→ TASK TO COMPLETE: I need only the number of lines in this data that contain the string "tanggal".

[Collected data]
╔══

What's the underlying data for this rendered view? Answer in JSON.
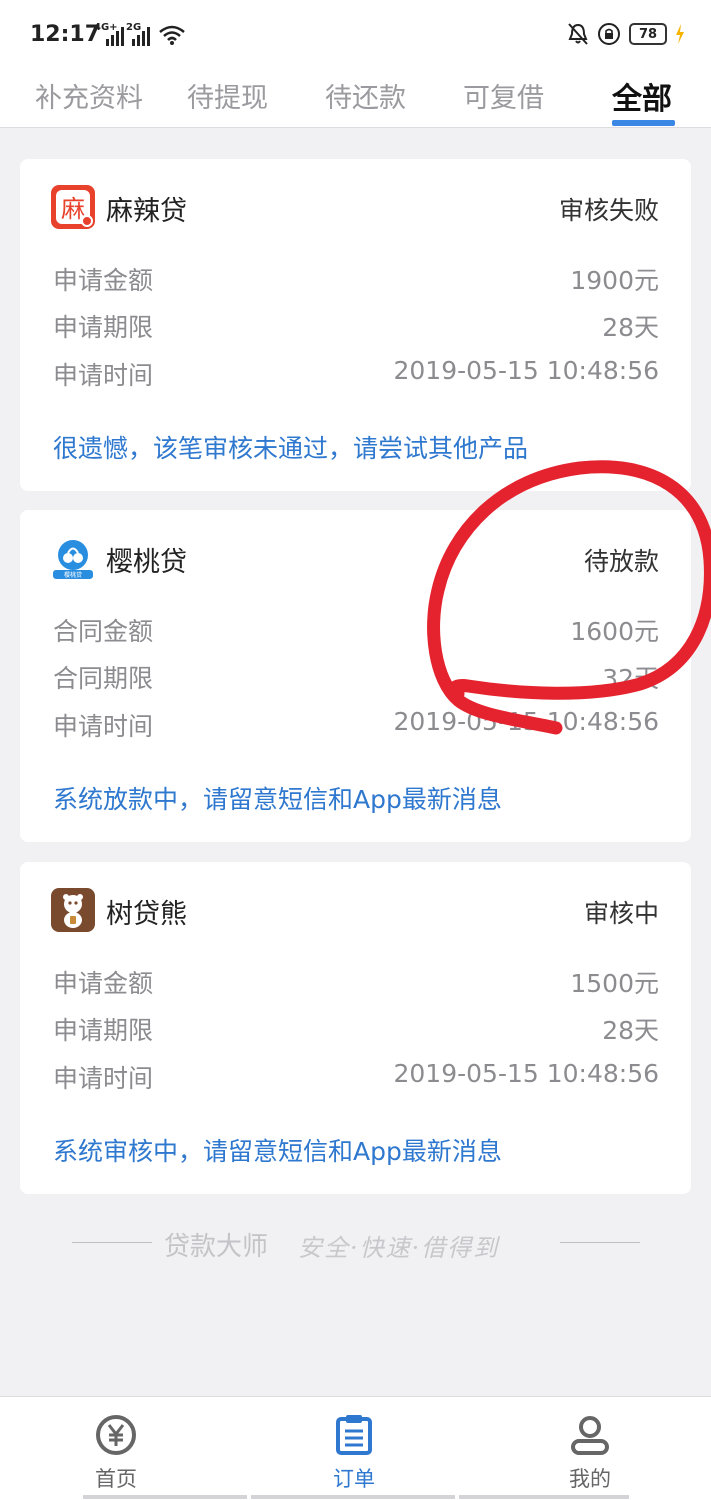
{
  "status_bar": {
    "time": "12:17",
    "network_1": "4G+",
    "network_2": "2G",
    "battery": "78"
  },
  "tabs": [
    {
      "label": "补充资料",
      "active": false
    },
    {
      "label": "待提现",
      "active": false
    },
    {
      "label": "待还款",
      "active": false
    },
    {
      "label": "可复借",
      "active": false
    },
    {
      "label": "全部",
      "active": true
    }
  ],
  "cards": [
    {
      "name": "麻辣贷",
      "logo_char": "麻",
      "logo_color": "#e8412c",
      "status": "审核失败",
      "rows": [
        {
          "label": "申请金额",
          "value": "1900元"
        },
        {
          "label": "申请期限",
          "value": "28天"
        },
        {
          "label": "申请时间",
          "value": "2019-05-15 10:48:56"
        }
      ],
      "message": "很遗憾，该笔审核未通过，请尝试其他产品"
    },
    {
      "name": "樱桃贷",
      "logo_char": "樱桃贷",
      "logo_color": "#2a8ee0",
      "status": "待放款",
      "rows": [
        {
          "label": "合同金额",
          "value": "1600元"
        },
        {
          "label": "合同期限",
          "value": "32天"
        },
        {
          "label": "申请时间",
          "value": "2019-05-15 10:48:56"
        }
      ],
      "message": "系统放款中，请留意短信和App最新消息"
    },
    {
      "name": "树贷熊",
      "logo_char": "",
      "logo_color": "#7a4a2e",
      "status": "审核中",
      "rows": [
        {
          "label": "申请金额",
          "value": "1500元"
        },
        {
          "label": "申请期限",
          "value": "28天"
        },
        {
          "label": "申请时间",
          "value": "2019-05-15 10:48:56"
        }
      ],
      "message": "系统审核中，请留意短信和App最新消息"
    }
  ],
  "slogan": {
    "brand": "贷款大师",
    "tagline": "安全·快速·借得到"
  },
  "bottom_nav": [
    {
      "label": "首页",
      "icon": "yuan-icon",
      "active": false
    },
    {
      "label": "订单",
      "icon": "order-icon",
      "active": true
    },
    {
      "label": "我的",
      "icon": "user-icon",
      "active": false
    }
  ],
  "colors": {
    "accent": "#3b87e6",
    "link": "#2f78cf",
    "annotation": "#e5232f"
  }
}
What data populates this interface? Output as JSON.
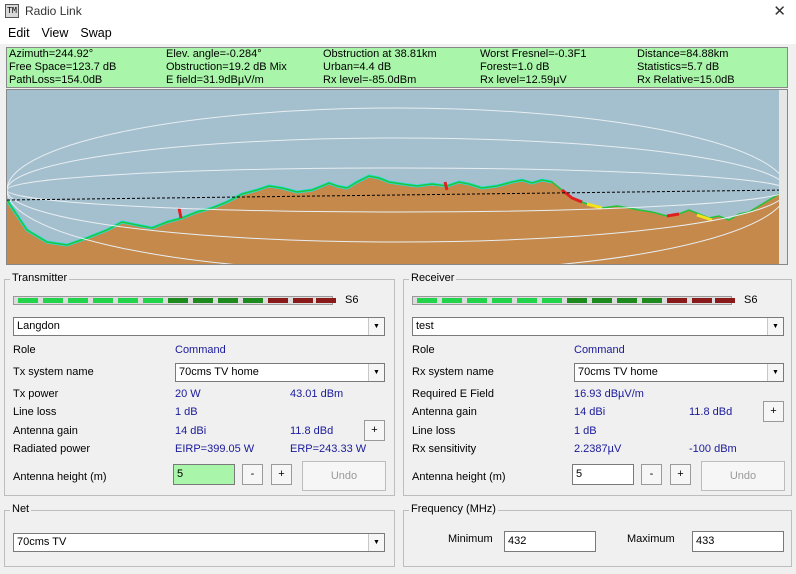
{
  "window": {
    "title": "Radio Link",
    "close": "✕"
  },
  "menu": [
    "Edit",
    "View",
    "Swap"
  ],
  "info": [
    [
      "Azimuth=244.92°",
      "Elev. angle=-0.284°",
      "Obstruction at 38.81km",
      "Worst Fresnel=-0.3F1",
      "Distance=84.88km"
    ],
    [
      "Free Space=123.7 dB",
      "Obstruction=19.2 dB Mix",
      "Urban=4.4 dB",
      "Forest=1.0 dB",
      "Statistics=5.7 dB"
    ],
    [
      "PathLoss=154.0dB",
      "E field=31.9dBµV/m",
      "Rx level=-85.0dBm",
      "Rx level=12.59µV",
      "Rx Relative=15.0dB"
    ]
  ],
  "colors": {
    "info_bg": "#a9f5a9",
    "sky": "#a4bfce",
    "terrain": "#c5894c",
    "earth": "#7a4a2e",
    "link_value": "#1a1a9a"
  },
  "signal_colors": [
    "#22d44a",
    "#22d44a",
    "#22d44a",
    "#22d44a",
    "#22d44a",
    "#22d44a",
    "#1d8a1d",
    "#1d8a1d",
    "#1d8a1d",
    "#1d8a1d",
    "#8a1a1a",
    "#8a1a1a",
    "#8a1a1a"
  ],
  "transmitter": {
    "title": "Transmitter",
    "s_value": "S6",
    "site": "Langdon",
    "role_label": "Role",
    "role_value": "Command",
    "system_label": "Tx system name",
    "system_value": "70cms TV home",
    "power_label": "Tx power",
    "power_w": "20 W",
    "power_dbm": "43.01 dBm",
    "loss_label": "Line loss",
    "loss_value": "1 dB",
    "gain_label": "Antenna gain",
    "gain_dbi": "14 dBi",
    "gain_dbd": "11.8 dBd",
    "gain_btn": "+",
    "rad_label": "Radiated power",
    "eirp": "EIRP=399.05 W",
    "erp": "ERP=243.33 W",
    "height_label": "Antenna height (m)",
    "height_value": "5",
    "minus": "-",
    "plus": "+",
    "undo": "Undo"
  },
  "receiver": {
    "title": "Receiver",
    "s_value": "S6",
    "site": "test",
    "role_label": "Role",
    "role_value": "Command",
    "system_label": "Rx system name",
    "system_value": "70cms TV home",
    "efield_label": "Required E Field",
    "efield_value": "16.93 dBµV/m",
    "gain_label": "Antenna gain",
    "gain_dbi": "14 dBi",
    "gain_dbd": "11.8 dBd",
    "gain_btn": "+",
    "loss_label": "Line loss",
    "loss_value": "1 dB",
    "sens_label": "Rx sensitivity",
    "sens_uv": "2.2387µV",
    "sens_dbm": "-100 dBm",
    "height_label": "Antenna height (m)",
    "height_value": "5",
    "minus": "-",
    "plus": "+",
    "undo": "Undo"
  },
  "net": {
    "title": "Net",
    "value": "70cms TV"
  },
  "frequency": {
    "title": "Frequency (MHz)",
    "min_label": "Minimum",
    "min_value": "432",
    "max_label": "Maximum",
    "max_value": "433"
  }
}
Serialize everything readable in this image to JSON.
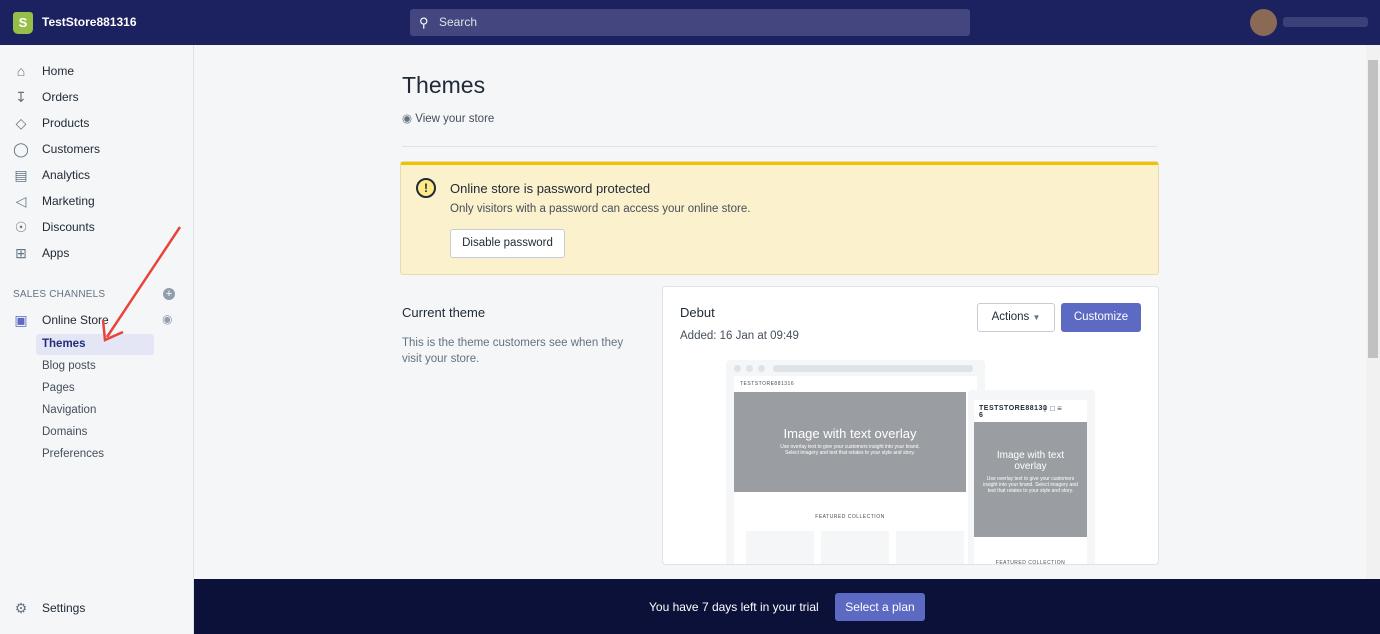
{
  "topbar": {
    "store_name": "TestStore881316",
    "search_placeholder": "Search",
    "logo_letter": "S",
    "brand_color": "#1c2260"
  },
  "sidebar": {
    "items": [
      {
        "label": "Home",
        "icon": "home-icon"
      },
      {
        "label": "Orders",
        "icon": "orders-icon"
      },
      {
        "label": "Products",
        "icon": "tag-icon"
      },
      {
        "label": "Customers",
        "icon": "person-icon"
      },
      {
        "label": "Analytics",
        "icon": "bar-chart-icon"
      },
      {
        "label": "Marketing",
        "icon": "megaphone-icon"
      },
      {
        "label": "Discounts",
        "icon": "discount-icon"
      },
      {
        "label": "Apps",
        "icon": "apps-icon"
      }
    ],
    "sales_channels": "SALES CHANNELS",
    "online_store": "Online Store",
    "sub_items": [
      {
        "label": "Themes",
        "active": true
      },
      {
        "label": "Blog posts"
      },
      {
        "label": "Pages"
      },
      {
        "label": "Navigation"
      },
      {
        "label": "Domains"
      },
      {
        "label": "Preferences"
      }
    ],
    "settings": "Settings"
  },
  "main": {
    "title": "Themes",
    "view_store": "View your store",
    "banner": {
      "title": "Online store is password protected",
      "description": "Only visitors with a password can access your online store.",
      "button": "Disable password"
    },
    "current_theme": {
      "heading": "Current theme",
      "description": "This is the theme customers see when they visit your store."
    },
    "theme_card": {
      "name": "Debut",
      "added": "Added: 16 Jan at 09:49",
      "actions": "Actions",
      "customize": "Customize",
      "preview": {
        "store": "TESTSTORE881316",
        "mobile_store": "TESTSTORE88131 6",
        "hero_title": "Image with text overlay",
        "hero_text": "Use overlay text to give your customers insight into your brand. Select imagery and text that relates to your style and story.",
        "featured": "FEATURED COLLECTION"
      }
    }
  },
  "trial": {
    "message": "You have 7 days left in your trial",
    "button": "Select a plan"
  }
}
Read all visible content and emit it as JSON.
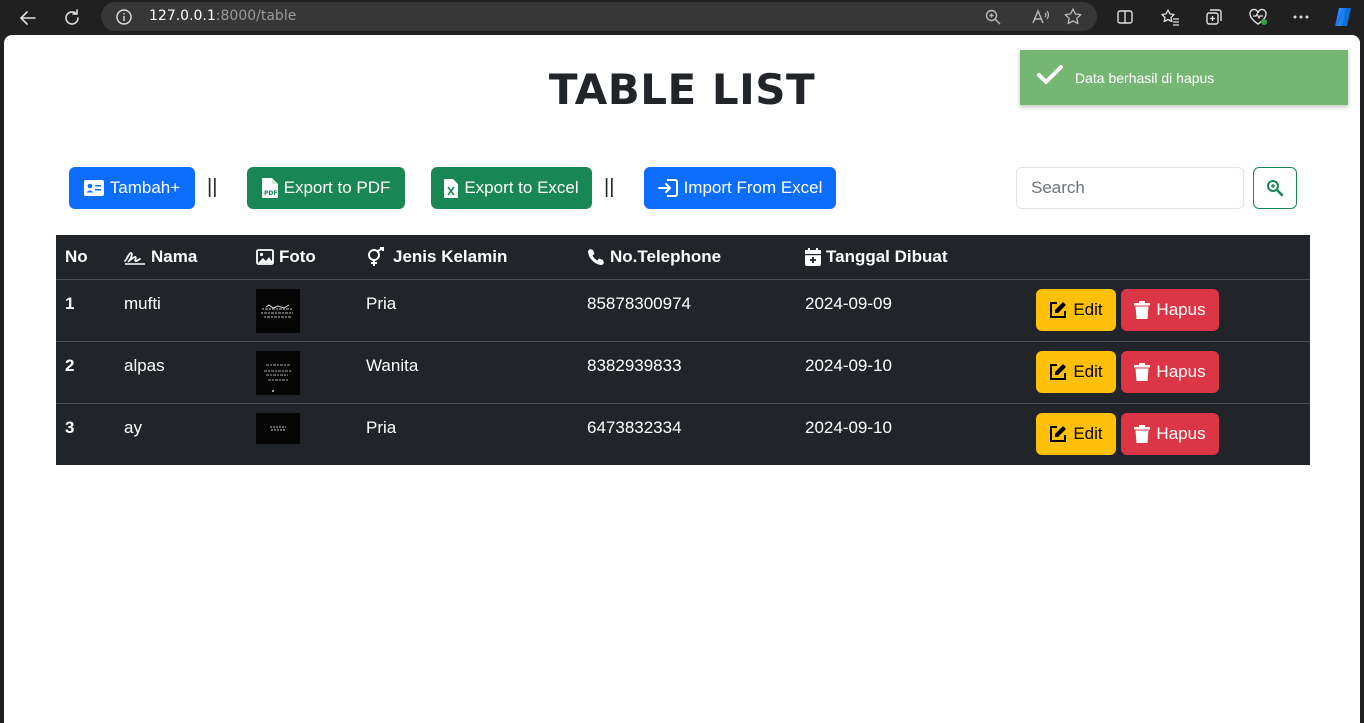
{
  "browser": {
    "url_host": "127.0.0.1",
    "url_rest": ":8000/table"
  },
  "page": {
    "title": "TABLE LIST"
  },
  "toolbar": {
    "add_label": "Tambah+",
    "separator": "||",
    "export_pdf_label": "Export to PDF",
    "export_excel_label": "Export to Excel",
    "import_excel_label": "Import From Excel",
    "search_placeholder": "Search"
  },
  "table": {
    "headers": {
      "no": "No",
      "nama": "Nama",
      "foto": "Foto",
      "jenis_kelamin": "Jenis Kelamin",
      "telephone": "No.Telephone",
      "tanggal": "Tanggal Dibuat"
    },
    "rows": [
      {
        "no": "1",
        "nama": "mufti",
        "jenis_kelamin": "Pria",
        "telephone": "85878300974",
        "tanggal": "2024-09-09",
        "edit": "Edit",
        "hapus": "Hapus"
      },
      {
        "no": "2",
        "nama": "alpas",
        "jenis_kelamin": "Wanita",
        "telephone": "8382939833",
        "tanggal": "2024-09-10",
        "edit": "Edit",
        "hapus": "Hapus"
      },
      {
        "no": "3",
        "nama": "ay",
        "jenis_kelamin": "Pria",
        "telephone": "6473832334",
        "tanggal": "2024-09-10",
        "edit": "Edit",
        "hapus": "Hapus"
      }
    ]
  },
  "toast": {
    "message": "Data berhasil di hapus"
  },
  "colors": {
    "primary": "#0d6efd",
    "success": "#198754",
    "warning": "#ffc107",
    "danger": "#dc3545",
    "table_dark": "#212529",
    "toast": "#75b673"
  }
}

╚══

→ RESPONSE TO THIS EXERCISE: 4